Brent dips after breaking $85
Meanwhile, the number of operational US oil rigs rises to a 17-month high
Brent crude futures traded down on Tuesday afternoon, having briefly broken past $85 per barrel earlier in the day.
Having risen to a new three-year high above $85.70 per barrel early on Monday, Brent crude futures have struggled to remain above the $85 threshold.
The commodity’s international benchmark has risen by $10 in the past month, driven by the ongoing disparity between supply and demand, high levels of inflation globally and deepening fears of a looming energy crisis in China.
China's energy crisis
Although the onset of winter will affect fuel demand across the northern hemisphere, it will come upon a Chinese economy that is already struggling with runaway energy costs.
On Monday, the National Bureau of Statistics (NBS) revealed that China’s economy grew by only 0.2% between August and September, while year-on-year GDP fell to 4.9%, the lowest reading of the year thus far.
Although regulators have moved to stabilise rising commodity prices, their efforts have thus far yielded little. Even China’s first ever sale of its strategic oil reserves did little to reverse crude’s rise.

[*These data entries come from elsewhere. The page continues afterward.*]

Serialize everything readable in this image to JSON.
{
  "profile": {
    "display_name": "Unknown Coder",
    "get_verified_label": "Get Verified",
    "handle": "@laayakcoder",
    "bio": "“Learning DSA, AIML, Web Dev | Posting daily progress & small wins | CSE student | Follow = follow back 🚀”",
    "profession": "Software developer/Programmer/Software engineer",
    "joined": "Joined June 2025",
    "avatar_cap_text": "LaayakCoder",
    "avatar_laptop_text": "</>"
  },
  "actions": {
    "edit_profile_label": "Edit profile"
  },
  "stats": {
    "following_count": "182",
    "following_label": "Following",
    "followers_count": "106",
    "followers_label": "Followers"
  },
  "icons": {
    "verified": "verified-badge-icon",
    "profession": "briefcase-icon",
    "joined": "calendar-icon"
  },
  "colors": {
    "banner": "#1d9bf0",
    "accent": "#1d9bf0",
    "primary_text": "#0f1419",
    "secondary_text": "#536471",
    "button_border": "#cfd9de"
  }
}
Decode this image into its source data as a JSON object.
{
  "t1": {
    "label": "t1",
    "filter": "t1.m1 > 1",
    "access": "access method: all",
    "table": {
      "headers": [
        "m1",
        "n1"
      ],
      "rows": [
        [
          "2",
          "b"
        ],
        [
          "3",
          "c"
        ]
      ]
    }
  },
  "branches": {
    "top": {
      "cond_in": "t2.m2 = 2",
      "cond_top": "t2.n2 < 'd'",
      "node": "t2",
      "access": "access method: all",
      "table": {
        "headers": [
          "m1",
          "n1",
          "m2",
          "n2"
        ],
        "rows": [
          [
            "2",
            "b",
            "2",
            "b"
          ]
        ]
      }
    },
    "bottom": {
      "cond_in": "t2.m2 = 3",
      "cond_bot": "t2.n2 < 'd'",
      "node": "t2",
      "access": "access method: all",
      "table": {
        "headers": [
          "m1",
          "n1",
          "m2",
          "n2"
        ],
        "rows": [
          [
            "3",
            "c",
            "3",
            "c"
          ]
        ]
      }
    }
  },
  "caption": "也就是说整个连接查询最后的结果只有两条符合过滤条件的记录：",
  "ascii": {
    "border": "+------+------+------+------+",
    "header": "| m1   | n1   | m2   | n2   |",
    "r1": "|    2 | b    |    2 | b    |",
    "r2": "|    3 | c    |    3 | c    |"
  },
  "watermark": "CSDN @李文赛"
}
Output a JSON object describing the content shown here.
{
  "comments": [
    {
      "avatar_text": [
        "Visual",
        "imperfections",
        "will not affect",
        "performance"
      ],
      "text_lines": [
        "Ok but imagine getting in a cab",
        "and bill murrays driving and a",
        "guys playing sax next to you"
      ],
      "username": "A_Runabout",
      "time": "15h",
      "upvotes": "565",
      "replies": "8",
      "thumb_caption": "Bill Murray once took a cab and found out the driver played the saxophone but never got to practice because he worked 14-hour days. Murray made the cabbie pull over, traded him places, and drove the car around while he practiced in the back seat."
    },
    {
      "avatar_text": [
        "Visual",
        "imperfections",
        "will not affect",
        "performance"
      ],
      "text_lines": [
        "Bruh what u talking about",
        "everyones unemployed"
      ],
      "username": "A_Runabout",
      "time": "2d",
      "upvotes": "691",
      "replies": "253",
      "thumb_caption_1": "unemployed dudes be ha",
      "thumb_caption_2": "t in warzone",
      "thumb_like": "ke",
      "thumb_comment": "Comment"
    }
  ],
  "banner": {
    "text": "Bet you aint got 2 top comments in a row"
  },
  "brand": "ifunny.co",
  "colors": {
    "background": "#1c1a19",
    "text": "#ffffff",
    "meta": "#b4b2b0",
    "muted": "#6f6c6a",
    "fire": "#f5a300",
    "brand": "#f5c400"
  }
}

At the same time that Beijing has attempted to stabilise prices and ease the oil supply, it has made refinery and drilling activity harder through the imposition of new environmental regulations and targets.
The NBS also revealed that the world’s second-largest economy’s daily crude oil processing rate fell by 2.6% year-on-year to 13.64 million barrels per day (bpd). For the first nine months of 2021, however, throughput stood 6.2% higher year-on-year, at 14.09 million bpd.
Global supply anxiety
China is by no means alone in its struggle to get oil prices back under control. US President Joe Biden repeatedly urged the Organisation of the Petroleum Exporting Countries and its allies, known as OPEC+, to accelerate their planned easing of supply cuts imposed in response to the Covid-19 crisis.
With such efforts rebuffed, production in the US is expected to accelerate. According to energy services firm Baker Hughes Co, the US oil and gas rig count rose to 543 in the week ending 15 October, the highest number recorded in 17 months.
Japanese Prime Minister Fumio Kishida similarly stated this week that he will urge oil producers to step up output and pledged to support industries affected by recent spikes in energy costs.